That’s not an easy one to suss out. Buffett famously hates newfangled stuff that strikes of a fad. He partnered with 3G Capital last year to buy Heinz in a $23 billion deal, and so he may not go alone if he hunts for another “elephant” as he likes to put it. He told Luciana Lopez last week that such a template could be used again, saying “If I live long enough we’ll do another one.”

Buffett’s underperformed in the last five years, and it’s not hard to see why; the S&P’s total return from 2008-2013 was 128 percent; Berkshire saw its net worth grow 91 percent during that time period. It’s the first time in nearly half a century that the Berkshire book value over five years trailed the S&P 500.

It’s hard to count him out, though (50 years is a pretty damned good track record, and it’s not like there’s a comparable group that’s been investing over a period of time to compare to, because many of them are probably dead). His acquisition strategy is laid out in a Berkshire regulatory filing this year that says, of course, that “our long-held acquisition strategy is to acquire businesses at sensible prices that have consistent earning power, good returns on equity and able and honest management.” That’s part of it, but some of it is also that he’s usually getting into businesses that are embedded like a tick in the American landscape.

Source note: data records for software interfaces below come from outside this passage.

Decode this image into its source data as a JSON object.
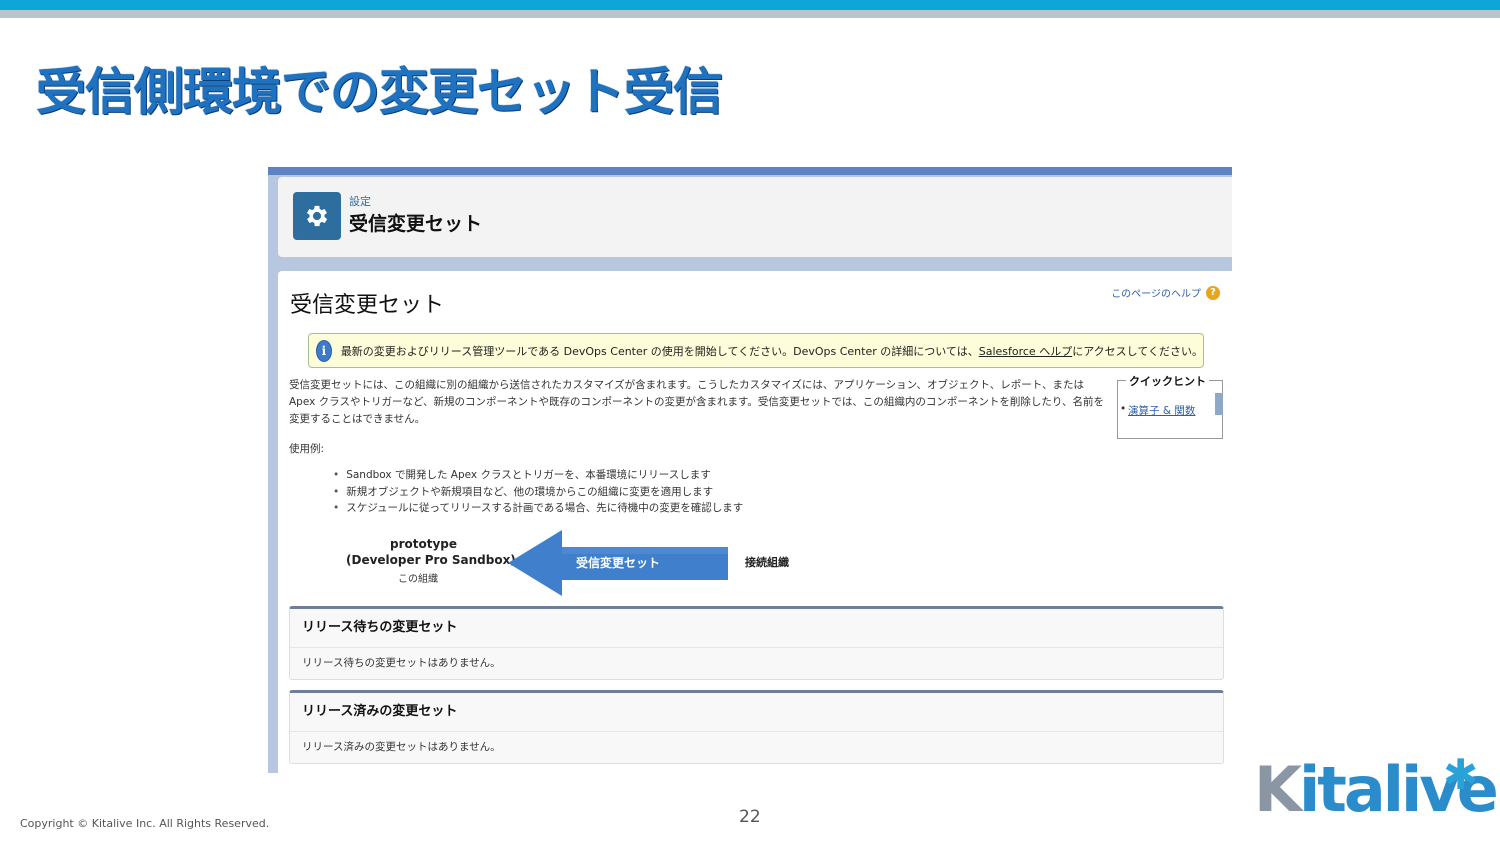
{
  "slide": {
    "title": "受信側環境での変更セット受信",
    "page_number": "22",
    "copyright": "Copyright © Kitalive Inc. All Rights Reserved.",
    "logo_main": "italive",
    "logo_k": "K",
    "logo_star": "✱"
  },
  "screenshot": {
    "header": {
      "breadcrumb": "設定",
      "title": "受信変更セット",
      "icon": "gear-icon"
    },
    "page_title": "受信変更セット",
    "help_link": "このページのヘルプ",
    "help_icon": "?",
    "info": {
      "icon_text": "i",
      "text_before": "最新の変更およびリリース管理ツールである DevOps Center の使用を開始してください。DevOps Center の詳細については、",
      "link": "Salesforce ヘルプ",
      "text_after": "にアクセスしてください。"
    },
    "description": "受信変更セットには、この組織に別の組織から送信されたカスタマイズが含まれます。こうしたカスタマイズには、アプリケーション、オブジェクト、レポート、または Apex クラスやトリガーなど、新規のコンポーネントや既存のコンポーネントの変更が含まれます。受信変更セットでは、この組織内のコンポーネントを削除したり、名前を変更することはできません。",
    "quick_hint": {
      "title": "クイックヒント",
      "item": "演算子 & 関数"
    },
    "usage_label": "使用例:",
    "usage_items": [
      "Sandbox で開発した Apex クラスとトリガーを、本番環境にリリースします",
      "新規オブジェクトや新規項目など、他の環境からこの組織に変更を適用します",
      "スケジュールに従ってリリースする計画である場合、先に待機中の変更を確認します"
    ],
    "diagram": {
      "target_line1": "prototype",
      "target_line2": "(Developer Pro Sandbox)",
      "target_line3": "この組織",
      "arrow_label": "受信変更セット",
      "source": "接続組織",
      "arrow_color": "#3f7fcc"
    },
    "sections": [
      {
        "title": "リリース待ちの変更セット",
        "body": "リリース待ちの変更セットはありません。"
      },
      {
        "title": "リリース済みの変更セット",
        "body": "リリース済みの変更セットはありません。"
      }
    ]
  },
  "colors": {
    "accent": "#0ea5d8",
    "title": "#1e72c0",
    "header_icon_bg": "#2d6e9e"
  }
}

Heinz is the very definition of ketchup; BNSF is the largest operator of U.S. rails, Geico recently became the second-largest car insurer in America; Lubrizol, another Buffett holding, was in 2010 the top performing chemical company among Fortune 500 companies based on earnings per share and total shareholder return figures. He’s of course a big holder of Coca-Cola and IBM, which, well, y’know.

Trying to figure out who might be next on his list is a tricky one – a screen of companies with a low P/E, high return on equity and low debt-to-capital ratios (around 25 percent) yields only a handful of names, and most of them are pretty small. That’s not to say smaller companies aren’t something he’d like, but they’d better have a market leading position. Still, Buffett’s boosterism of the U.S., which he highlighted a few years back, comes at a time when capital expenditures are starting to rise and strategists have noted rising bank loans to smaller companies as well.

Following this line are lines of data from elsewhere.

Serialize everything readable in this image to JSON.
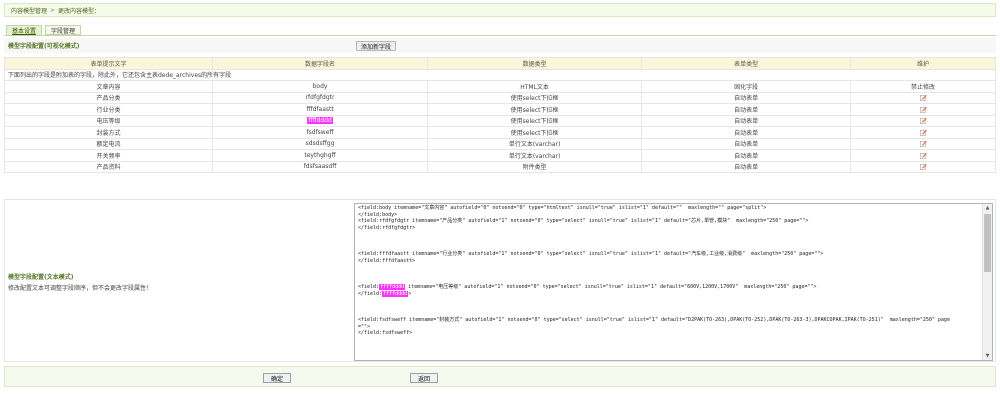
{
  "breadcrumb": {
    "part1": "内容模型管理",
    "sep": ">",
    "part2": "更改内容模型："
  },
  "tabs": [
    {
      "label": "基本设置"
    },
    {
      "label": "字段管理"
    }
  ],
  "visual_section": {
    "title": "模型字段配置(可视化模式)",
    "add_button": "添加新字段"
  },
  "table": {
    "headers": [
      "表单提示文字",
      "数据字段名",
      "数据类型",
      "表单类型",
      "维护"
    ],
    "note": "下面列出的字段是附加表的字段，除此外，它还包含主表dede_archives的所有字段",
    "rows": [
      {
        "label": "文章内容",
        "field": "body",
        "type": "HTML文本",
        "form": "固化字段",
        "action": "禁止修改"
      },
      {
        "label": "产品分类",
        "field": "rfdfgfdgtr",
        "type": "使用select下拉框",
        "form": "自动表单",
        "action": "edit-icon"
      },
      {
        "label": "行业分类",
        "field": "fffdfaastt",
        "type": "使用select下拉框",
        "form": "自动表单",
        "action": "edit-icon"
      },
      {
        "label": "电压等级",
        "field": "ffffdddd",
        "type": "使用select下拉框",
        "form": "自动表单",
        "action": "edit-icon"
      },
      {
        "label": "封装方式",
        "field": "fsdfsweff",
        "type": "使用select下拉框",
        "form": "自动表单",
        "action": "edit-icon"
      },
      {
        "label": "额定电流",
        "field": "sdsdsffgg",
        "type": "单行文本(varchar)",
        "form": "自动表单",
        "action": "edit-icon"
      },
      {
        "label": "开关频率",
        "field": "teythghgff",
        "type": "单行文本(varchar)",
        "form": "自动表单",
        "action": "edit-icon"
      },
      {
        "label": "产品资料",
        "field": "fdsfsaasdff",
        "type": "附件类型",
        "form": "自动表单",
        "action": "edit-icon"
      }
    ]
  },
  "text_section": {
    "title": "模型字段配置(文本模式)",
    "desc": "修改配置文本可调整字段顺序，但不会更改字段属性！",
    "code": {
      "l1": "<field:body itemname=\"文章内容\" autofield=\"0\" notsend=\"0\" type=\"htmltext\" isnull=\"true\" islist=\"1\" default=\"\"  maxlength=\"\" page=\"split\">",
      "l2": "</field:body>",
      "l3": "<field:rfdfgfdgtr itemname=\"产品分类\" autofield=\"1\" notsend=\"0\" type=\"select\" isnull=\"true\" islist=\"1\" default=\"芯片,单管,模块\"  maxlength=\"250\" page=\"\">",
      "l4": "</field:rfdfgfdgtr>",
      "l5": "<field:fffdfaastt itemname=\"行业分类\" autofield=\"1\" notsend=\"0\" type=\"select\" isnull=\"true\" islist=\"1\" default=\"汽车级,工业级,消费级\"  maxlength=\"250\" page=\"\">",
      "l6": "</field:fffdfaastt>",
      "l7a": "<field:",
      "l7hl": "ffffdddd",
      "l7b": " itemname=\"电压等级\" autofield=\"1\" notsend=\"0\" type=\"select\" isnull=\"true\" islist=\"1\" default=\"600V,1200V,1700V\"  maxlength=\"250\" page=\"\">",
      "l8a": "</field:",
      "l8hl": "ffffdddd",
      "l8b": ">",
      "l9": "<field:fsdfsweff itemname=\"封装方式\" autofield=\"1\" notsend=\"0\" type=\"select\" isnull=\"true\" islist=\"1\" default=\"D2PAK(TO-263),DPAK(TO-252),DPAK(TO-263-3),DPAKCOPAK,IPAK(TO-251)\"  maxlength=\"250\" page",
      "l10": "=\"\">",
      "l11": "</field:fsdfsweff>"
    }
  },
  "footer": {
    "ok_button": "确定",
    "back_button": "返回"
  },
  "colors": {
    "accent_green": "#5b7b2a",
    "highlight": "#ff33ff",
    "header_bg": "#fbf6d9"
  }
}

That’s a potential positive – it shows, as Rich Bernstein of Richard Bernstein Advisors LLC noted, that companies are ever-so-slowly expanding their time horizon to spend money on longer-term projects, such as M&A (big this week obviously) and capex. Even though the expansion has run for about five years now, Bernstein believes the slow, steady pace of growth means putting an artificial “sell-by” date is a bit premature: “Today we’re in a mid-cycle environment – there’s a tug-of-war between rising rates and fundamentals,” as the Fed ever-so-slowly starts to end stimulus, while earnings improve and data gets better. That’s generally the kind of environment Buffett still likes for shopping, if not for an elephant like Heinz or BNSF.